• **What you will do**
Show each line from the listing that includes the word "tomorrow".

===============

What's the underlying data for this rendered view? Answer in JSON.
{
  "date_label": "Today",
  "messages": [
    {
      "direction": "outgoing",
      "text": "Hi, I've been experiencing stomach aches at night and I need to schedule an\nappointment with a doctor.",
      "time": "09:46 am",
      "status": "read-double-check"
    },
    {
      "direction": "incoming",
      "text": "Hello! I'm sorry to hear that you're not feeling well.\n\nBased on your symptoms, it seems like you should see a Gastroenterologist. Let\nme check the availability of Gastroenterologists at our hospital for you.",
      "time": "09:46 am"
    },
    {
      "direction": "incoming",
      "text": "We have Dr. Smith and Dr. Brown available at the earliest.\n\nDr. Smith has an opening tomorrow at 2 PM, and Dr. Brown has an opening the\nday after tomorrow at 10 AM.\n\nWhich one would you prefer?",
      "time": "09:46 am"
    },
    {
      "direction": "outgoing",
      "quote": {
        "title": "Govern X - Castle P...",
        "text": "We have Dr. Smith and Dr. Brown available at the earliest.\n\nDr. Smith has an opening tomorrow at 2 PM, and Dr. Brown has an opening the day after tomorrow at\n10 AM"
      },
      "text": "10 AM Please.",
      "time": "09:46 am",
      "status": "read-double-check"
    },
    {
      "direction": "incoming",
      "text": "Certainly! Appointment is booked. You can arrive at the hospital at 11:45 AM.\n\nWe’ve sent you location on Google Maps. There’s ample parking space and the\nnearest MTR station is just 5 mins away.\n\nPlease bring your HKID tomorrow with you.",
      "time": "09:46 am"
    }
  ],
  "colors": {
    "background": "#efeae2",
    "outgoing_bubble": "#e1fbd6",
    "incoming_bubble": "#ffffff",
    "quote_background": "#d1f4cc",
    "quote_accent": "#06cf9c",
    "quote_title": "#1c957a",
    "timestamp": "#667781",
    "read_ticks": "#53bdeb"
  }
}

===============

• **Answer space**
      "text": "We have Dr. Smith and Dr. Brown available at the earliest.\n\nDr. Smith has an opening tomorrow at 2 PM, and Dr. Brown has an opening the\nday after tomorrow at 10 AM.\n\nWhich one would you prefer?",
        "text": "We have Dr. Smith and Dr. Brown available at the earliest.\n\nDr. Smith has an opening tomorrow at 2 PM, and Dr. Brown has an opening the day after tomorrow at\n10 AM"
      "text": "Certainly! Appointment is booked. You can arrive at the hospital at 11:45 AM.\n\nWe’ve sent you location on Google Maps. There’s ample parking space and the\nnearest MTR station is just 5 mins away.\n\nPlease bring your HKID tomorrow with you.",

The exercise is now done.